• _WHAT YOU ARE ASKED TO DO_: Leaving out the pictures, copy each record below exactly.

Source data

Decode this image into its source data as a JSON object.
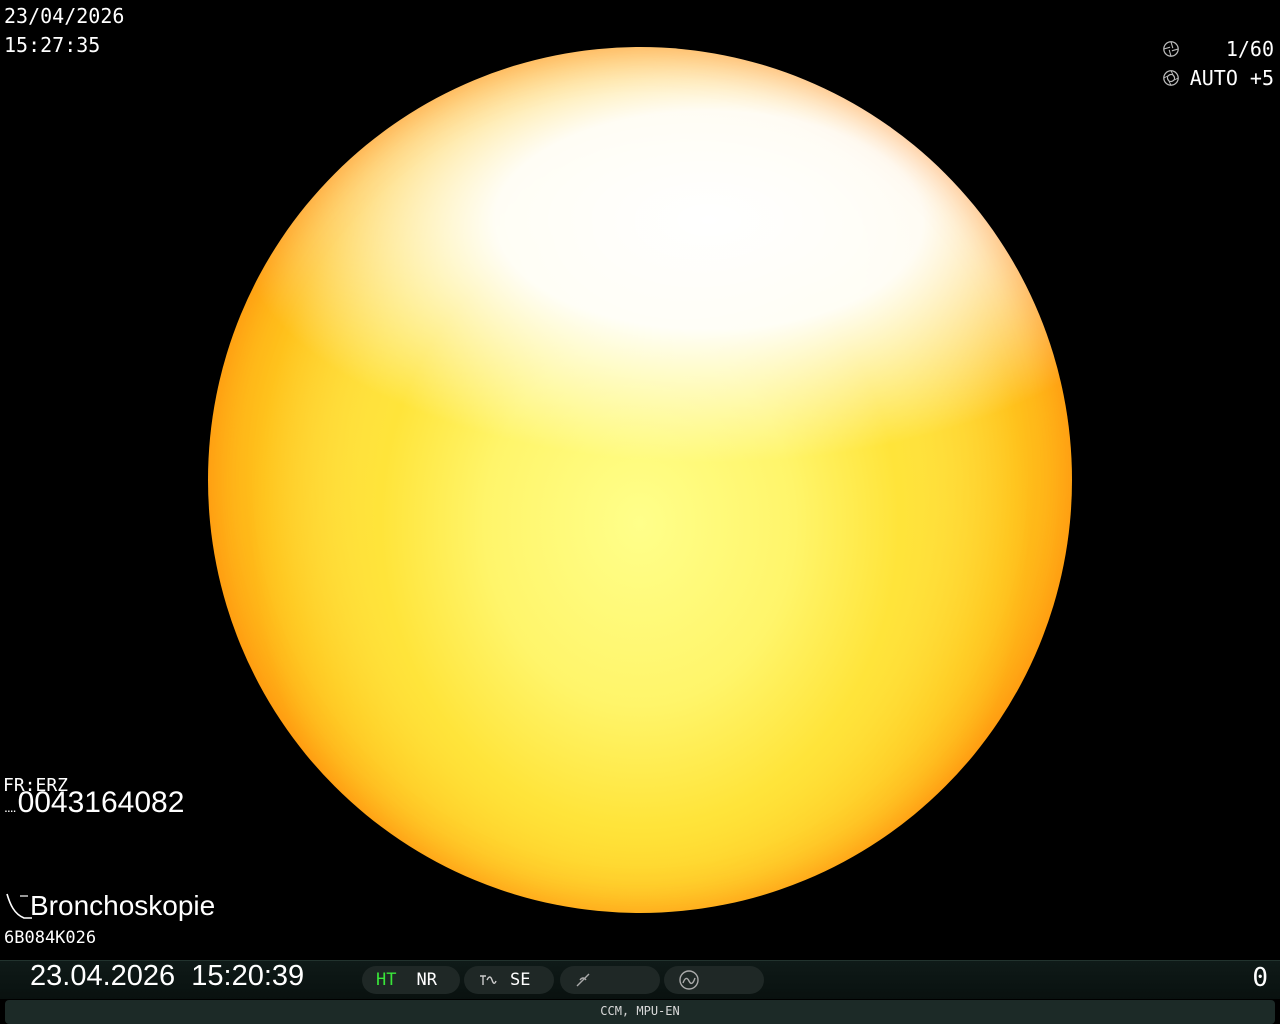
{
  "overlay": {
    "date": "23/04/2026",
    "time": "15:27:35"
  },
  "settings": {
    "shutter": {
      "icon": "shutter-icon",
      "value": "1/60"
    },
    "iris": {
      "icon": "iris-icon",
      "value": "AUTO +5"
    }
  },
  "patient": {
    "fr_label": "FR:ERZ",
    "id_prefix": "....",
    "id": "0043164082",
    "procedure": "Bronchoskopie",
    "procedure_icon": "bronchoscope-icon",
    "scope_serial": "6B084K026"
  },
  "status_bar": {
    "datetime": "23.04.2026  15:20:39",
    "modes": [
      {
        "label": "HT",
        "color": "#39e639"
      },
      {
        "label": "NR",
        "color": "#ffffff"
      }
    ],
    "structure_enhancement": {
      "icon": "structure-enhancement-icon",
      "label": "SE"
    },
    "color_icon": "color-tone-icon",
    "optical_icon": "optical-mode-icon",
    "counter": "0"
  },
  "info_bar": {
    "text": "CCM, MPU-EN"
  },
  "colors": {
    "background": "#000000",
    "status_bar": "#0f1a18",
    "pill": "#1f2826",
    "highlight_green": "#39e639",
    "scope_center": "#fff7b0",
    "scope_edge": "#ff5a00"
  }
}
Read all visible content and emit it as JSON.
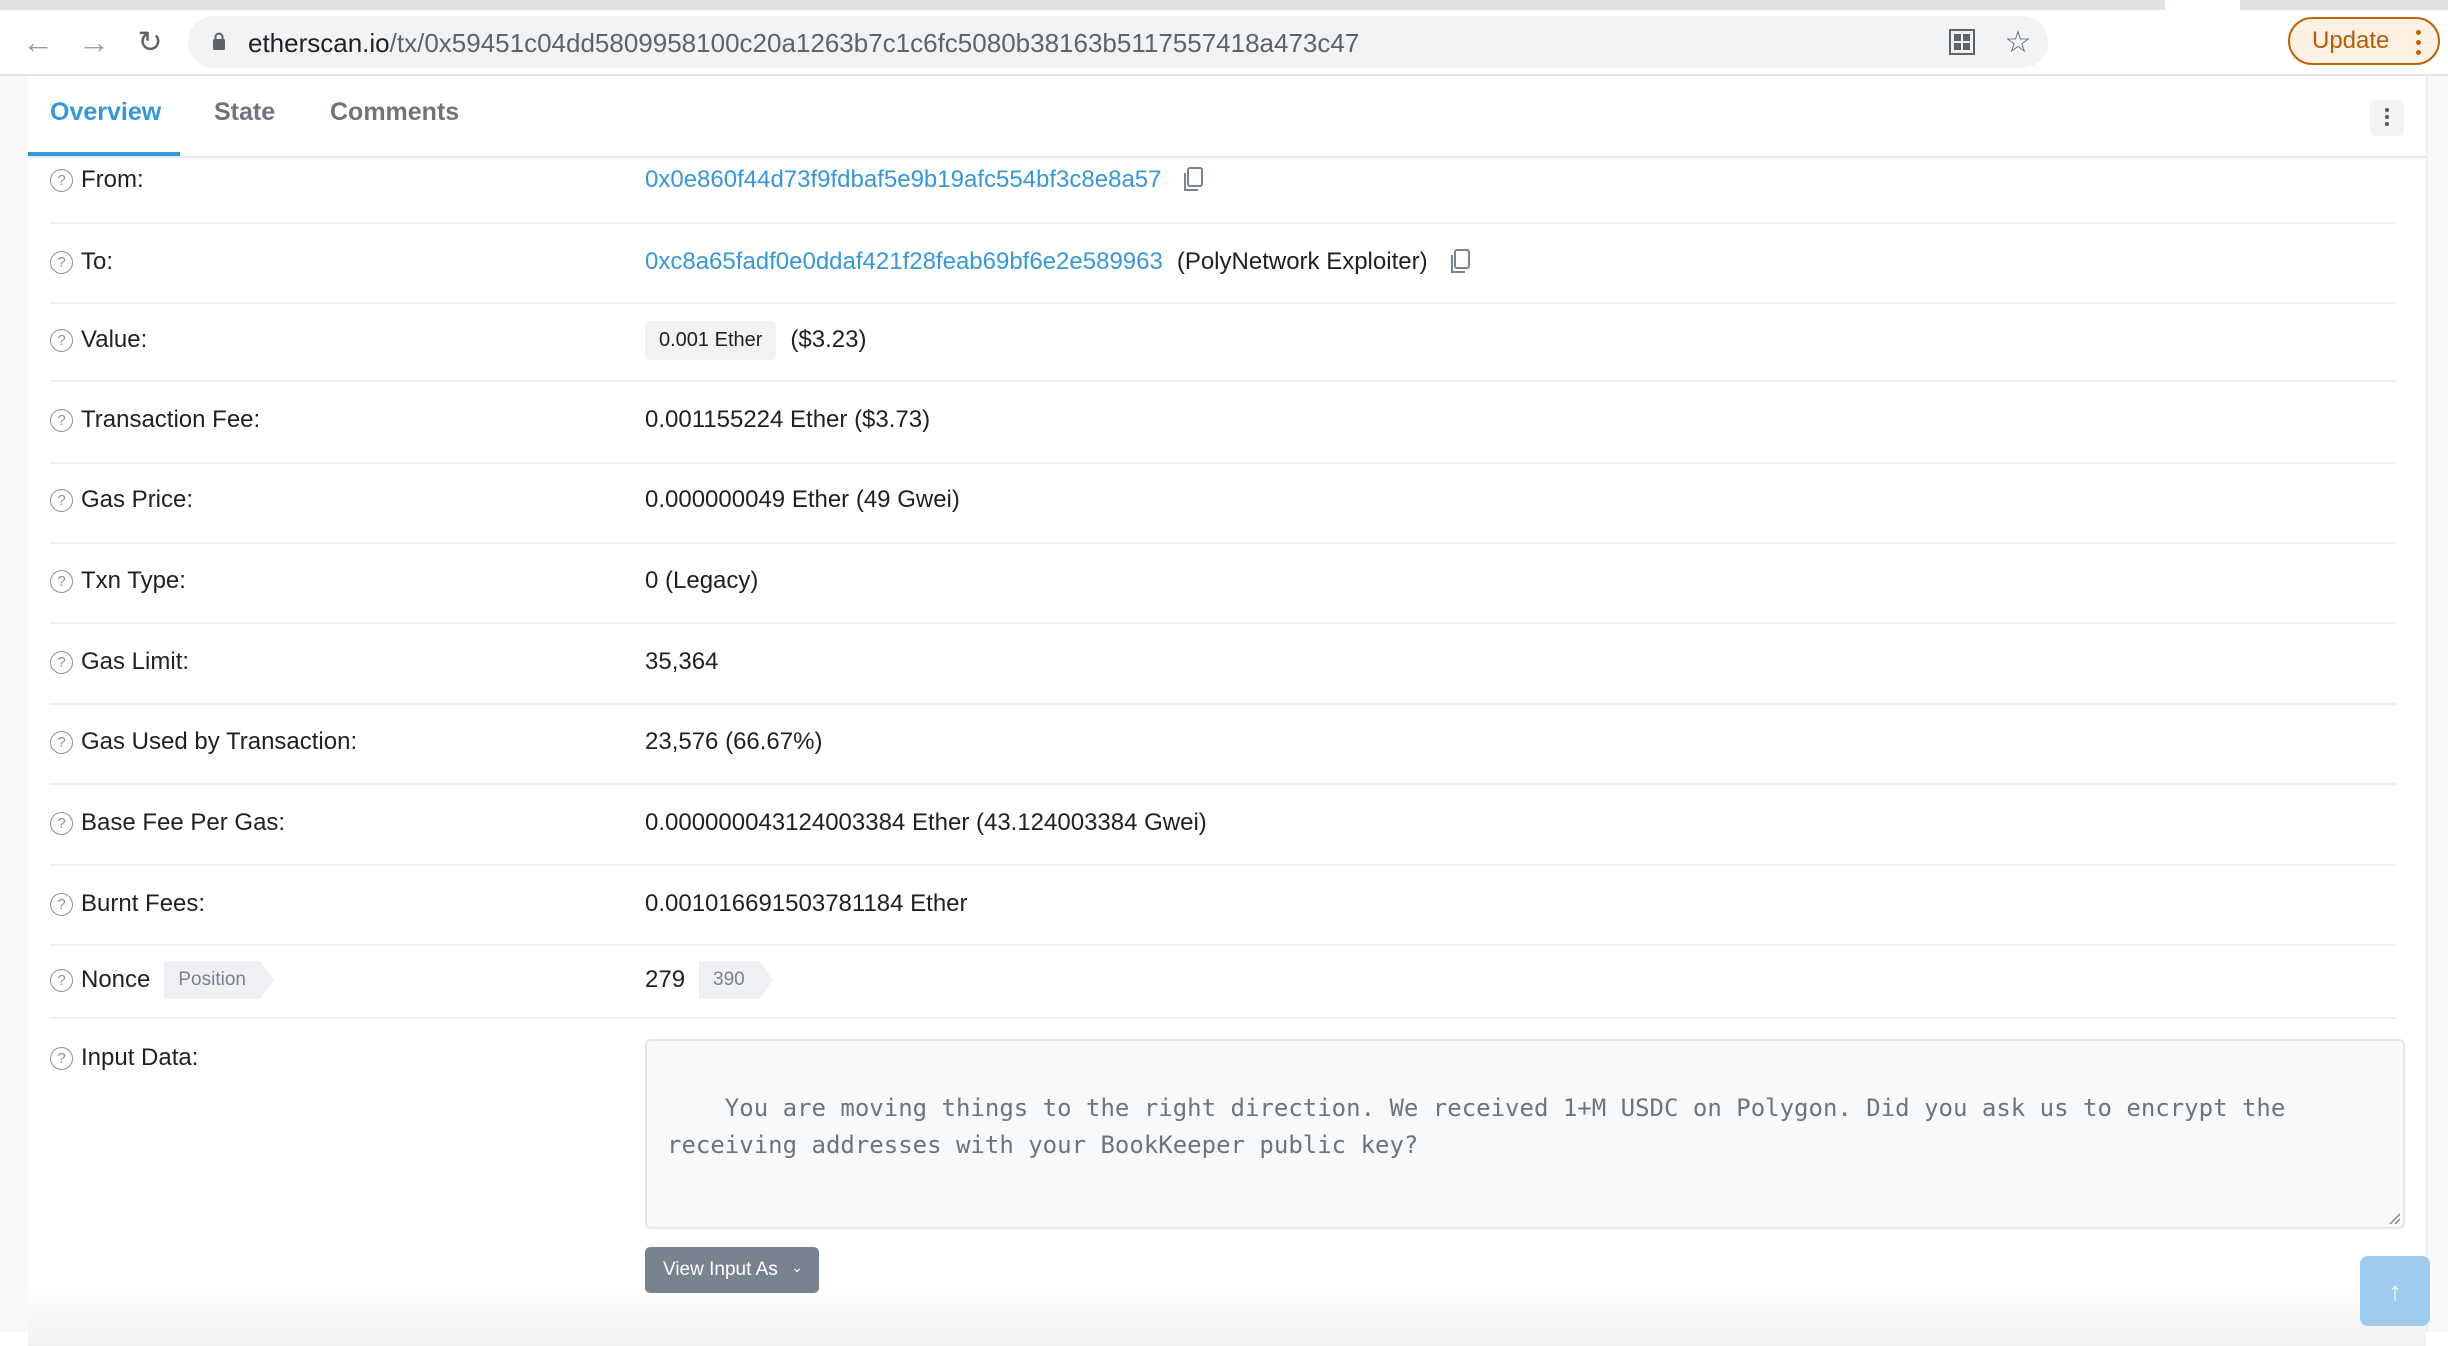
{
  "browser": {
    "url_domain": "etherscan.io",
    "url_path": "/tx/0x59451c04dd5809958100c20a1263b7c1c6fc5080b38163b5117557418a473c47",
    "update_label": "Update",
    "icons": [
      "back-icon",
      "forward-icon",
      "reload-icon",
      "lock-icon",
      "qr-code-icon",
      "bookmark-star-icon",
      "kebab-menu-icon"
    ]
  },
  "tabs": [
    {
      "label": "Overview",
      "active": true
    },
    {
      "label": "State",
      "active": false
    },
    {
      "label": "Comments",
      "active": false
    }
  ],
  "rows": {
    "from": {
      "label": "From:",
      "address": "0x0e860f44d73f9fdbaf5e9b19afc554bf3c8e8a57"
    },
    "to": {
      "label": "To:",
      "address": "0xc8a65fadf0e0ddaf421f28feab69bf6e2e589963",
      "name_tag": "(PolyNetwork Exploiter)"
    },
    "value": {
      "label": "Value:",
      "amount": "0.001 Ether",
      "usd": "($3.23)"
    },
    "fee": {
      "label": "Transaction Fee:",
      "value": "0.001155224 Ether ($3.73)"
    },
    "gas_price": {
      "label": "Gas Price:",
      "value": "0.000000049 Ether (49 Gwei)"
    },
    "txn_type": {
      "label": "Txn Type:",
      "value": "0 (Legacy)"
    },
    "gas_limit": {
      "label": "Gas Limit:",
      "value": "35,364"
    },
    "gas_used": {
      "label": "Gas Used by Transaction:",
      "value": "23,576 (66.67%)"
    },
    "base_fee": {
      "label": "Base Fee Per Gas:",
      "value": "0.000000043124003384 Ether (43.124003384 Gwei)"
    },
    "burnt": {
      "label": "Burnt Fees:",
      "value": "0.001016691503781184 Ether"
    },
    "nonce": {
      "label": "Nonce",
      "position_tag": "Position",
      "value": "279",
      "position": "390"
    },
    "input": {
      "label": "Input Data:",
      "text": "You are moving things to the right direction. We received 1+M USDC on Polygon. Did you ask us to encrypt the receiving addresses with your BookKeeper public key?",
      "view_as_label": "View Input As"
    }
  },
  "colors": {
    "accent": "#3498db",
    "update": "#c26401",
    "button_gray": "#77838f"
  }
}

• _FINAL ANSWER_:
Decode this image into its source data as a JSON object.
{
  "overlay": {
    "date": "23/04/2026",
    "time": "15:27:35"
  },
  "settings": {
    "shutter": {
      "icon": "shutter-icon",
      "value": "1/60"
    },
    "iris": {
      "icon": "iris-icon",
      "value": "AUTO +5"
    }
  },
  "patient": {
    "fr_label": "FR:ERZ",
    "id_prefix": "....",
    "id": "0043164082",
    "procedure": "Bronchoskopie",
    "procedure_icon": "bronchoscope-icon",
    "scope_serial": "6B084K026"
  },
  "status_bar": {
    "datetime": "23.04.2026  15:20:39",
    "modes": [
      {
        "label": "HT",
        "color": "#39e639"
      },
      {
        "label": "NR",
        "color": "#ffffff"
      }
    ],
    "structure_enhancement": {
      "icon": "structure-enhancement-icon",
      "label": "SE"
    },
    "color_icon": "color-tone-icon",
    "optical_icon": "optical-mode-icon",
    "counter": "0"
  },
  "info_bar": {
    "text": "CCM, MPU-EN"
  },
  "colors": {
    "background": "#000000",
    "status_bar": "#0f1a18",
    "pill": "#1f2826",
    "highlight_green": "#39e639",
    "scope_center": "#fff7b0",
    "scope_edge": "#ff5a00"
  }
}
Read all visible content and emit it as JSON.
{
  "browser": {
    "url_domain": "etherscan.io",
    "url_path": "/tx/0x59451c04dd5809958100c20a1263b7c1c6fc5080b38163b5117557418a473c47",
    "update_label": "Update",
    "icons": [
      "back-icon",
      "forward-icon",
      "reload-icon",
      "lock-icon",
      "qr-code-icon",
      "bookmark-star-icon",
      "kebab-menu-icon"
    ]
  },
  "tabs": [
    {
      "label": "Overview",
      "active": true
    },
    {
      "label": "State",
      "active": false
    },
    {
      "label": "Comments",
      "active": false
    }
  ],
  "rows": {
    "from": {
      "label": "From:",
      "address": "0x0e860f44d73f9fdbaf5e9b19afc554bf3c8e8a57"
    },
    "to": {
      "label": "To:",
      "address": "0xc8a65fadf0e0ddaf421f28feab69bf6e2e589963",
      "name_tag": "(PolyNetwork Exploiter)"
    },
    "value": {
      "label": "Value:",
      "amount": "0.001 Ether",
      "usd": "($3.23)"
    },
    "fee": {
      "label": "Transaction Fee:",
      "value": "0.001155224 Ether ($3.73)"
    },
    "gas_price": {
      "label": "Gas Price:",
      "value": "0.000000049 Ether (49 Gwei)"
    },
    "txn_type": {
      "label": "Txn Type:",
      "value": "0 (Legacy)"
    },
    "gas_limit": {
      "label": "Gas Limit:",
      "value": "35,364"
    },
    "gas_used": {
      "label": "Gas Used by Transaction:",
      "value": "23,576 (66.67%)"
    },
    "base_fee": {
      "label": "Base Fee Per Gas:",
      "value": "0.000000043124003384 Ether (43.124003384 Gwei)"
    },
    "burnt": {
      "label": "Burnt Fees:",
      "value": "0.001016691503781184 Ether"
    },
    "nonce": {
      "label": "Nonce",
      "position_tag": "Position",
      "value": "279",
      "position": "390"
    },
    "input": {
      "label": "Input Data:",
      "text": "You are moving things to the right direction. We received 1+M USDC on Polygon. Did you ask us to encrypt the receiving addresses with your BookKeeper public key?",
      "view_as_label": "View Input As"
    }
  },
  "colors": {
    "accent": "#3498db",
    "update": "#c26401",
    "button_gray": "#77838f"
  }
}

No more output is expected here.